As anyone who watched television in the past 15 years knows, gay men and straight women are always the best of friends. Always.
As everyone knows, gay besties are here to nix hideous wardrobe choices and fag hags are always down to slide us in a cab after we’ve puked on the cute bartender at Industry.
Psychologists at Texas Christian University developed a fictional Facebook personality, “Jordan,” and evaluated how participants related to this persona.
For the 88 straight women involved in the study, “Jordan” was either a straight man, a straight woman or a gay man. For the 58 gay men who participated, Jordan was alternately a straight woman, a gay man, or a lesbian. Jordan’s sexuality and gender differed from subject to subject, but everything else about him/her was constant.

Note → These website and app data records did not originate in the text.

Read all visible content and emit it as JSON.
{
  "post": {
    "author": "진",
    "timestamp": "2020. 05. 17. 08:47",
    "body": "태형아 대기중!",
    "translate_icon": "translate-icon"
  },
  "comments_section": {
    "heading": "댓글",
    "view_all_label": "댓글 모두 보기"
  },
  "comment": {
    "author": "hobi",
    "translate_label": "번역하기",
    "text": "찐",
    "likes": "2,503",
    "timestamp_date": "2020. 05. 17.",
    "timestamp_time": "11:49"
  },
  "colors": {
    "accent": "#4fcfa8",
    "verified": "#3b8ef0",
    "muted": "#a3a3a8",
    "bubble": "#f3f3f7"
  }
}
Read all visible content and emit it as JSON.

After getting to know Jordan by reading his (or her) profile, the subjects were asked to imagine themselves in a number of hypothetical scenarios with their new, hypothetical friend. The situations took place at a party, in which Jordan would offer them “mating-relevant advice,” such as commenting on their interaction with a potential romantic interest.
How trustworthy did they theoretically find their fake friend’s advice to be? And how likely did they think Jordan was to help them in nailing down “a fling,” “a date,” or even “a potential relationship”?

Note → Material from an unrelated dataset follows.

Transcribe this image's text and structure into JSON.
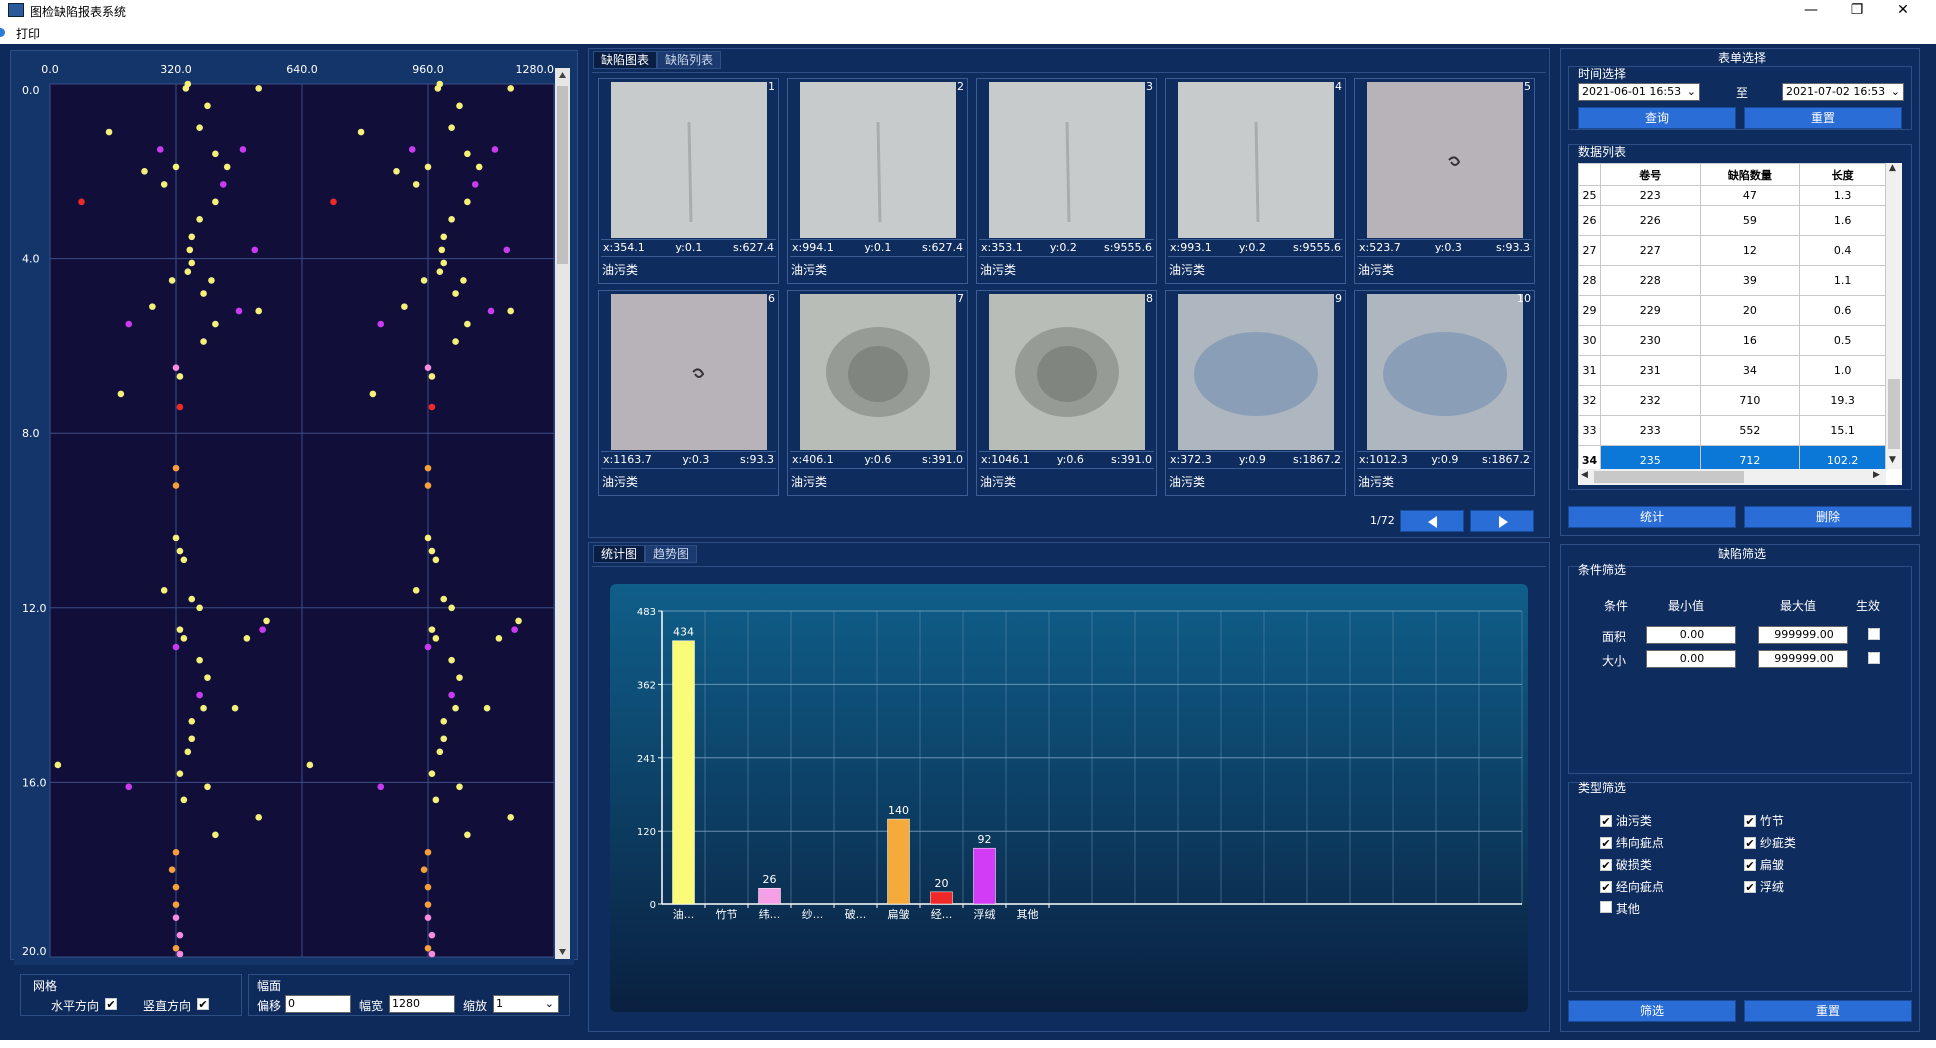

As you might expect, the study showed that straight women were more trusting of “mating advice” from a gay man, and vice versa. (The results indicated, though, that gay men and straight girls don’t think the other is particularly helpful in helping them land a man.)
The theory put forth by lead researcher Eric M. Russell is that gays and gals connect because we see each other as “uniquely trustworthy sources of social support.” In other words,we’re not gonna cockblock.
Wow, how much did this study cost?
By this standard, gay men and lesbians should be even tighter—since there’s zero chance of there being an unrequited crush—but the authors say a shared history of “social challenges” hasn’t really led to a BFF-type situation between sissies and sapphos.
If this study sounds forced that’s because it is: It’s impossible to chart friendships like a chemical equation—nevermind that the participants have undoubtedly been influenced by years of Will & Grace and Sex & the City to think they should be besties.
And let’s not kid ourselves that gay men and straight women don’t sometimes have ulterior motives for friendships (beards, fantasy boyfriends, sperm/egg donors, etc).
We really got irritated, though, when the researchers extrapolated that lesbians and straight women don’t click because the dykes secretly just want to jump their bones. And that us gay men love hetero girls because we know they have other gay-male friends we can bang: “It is likely that gay men perceive women to have close connections with other gay men who could become romantic partners.”
We’re not scientists, but it really sounds like Russell started with the theory that we’re all Carries and Stanfords, and worked backwards to prove it.
The gay man/straight woman friendship is a something of a social construct, not evolution. Some gay men have close women friends, and some do not. Some of us form close-knit relationships with girls when we’re first coming out—because we’re absolutely terrified of straight men and gay men—but then find those bonds fade as we emerge from our shells.
And, in 2013, many of us are making friends all across the spectrum—straight guys, gay women, the works.
h/t: The Atlantic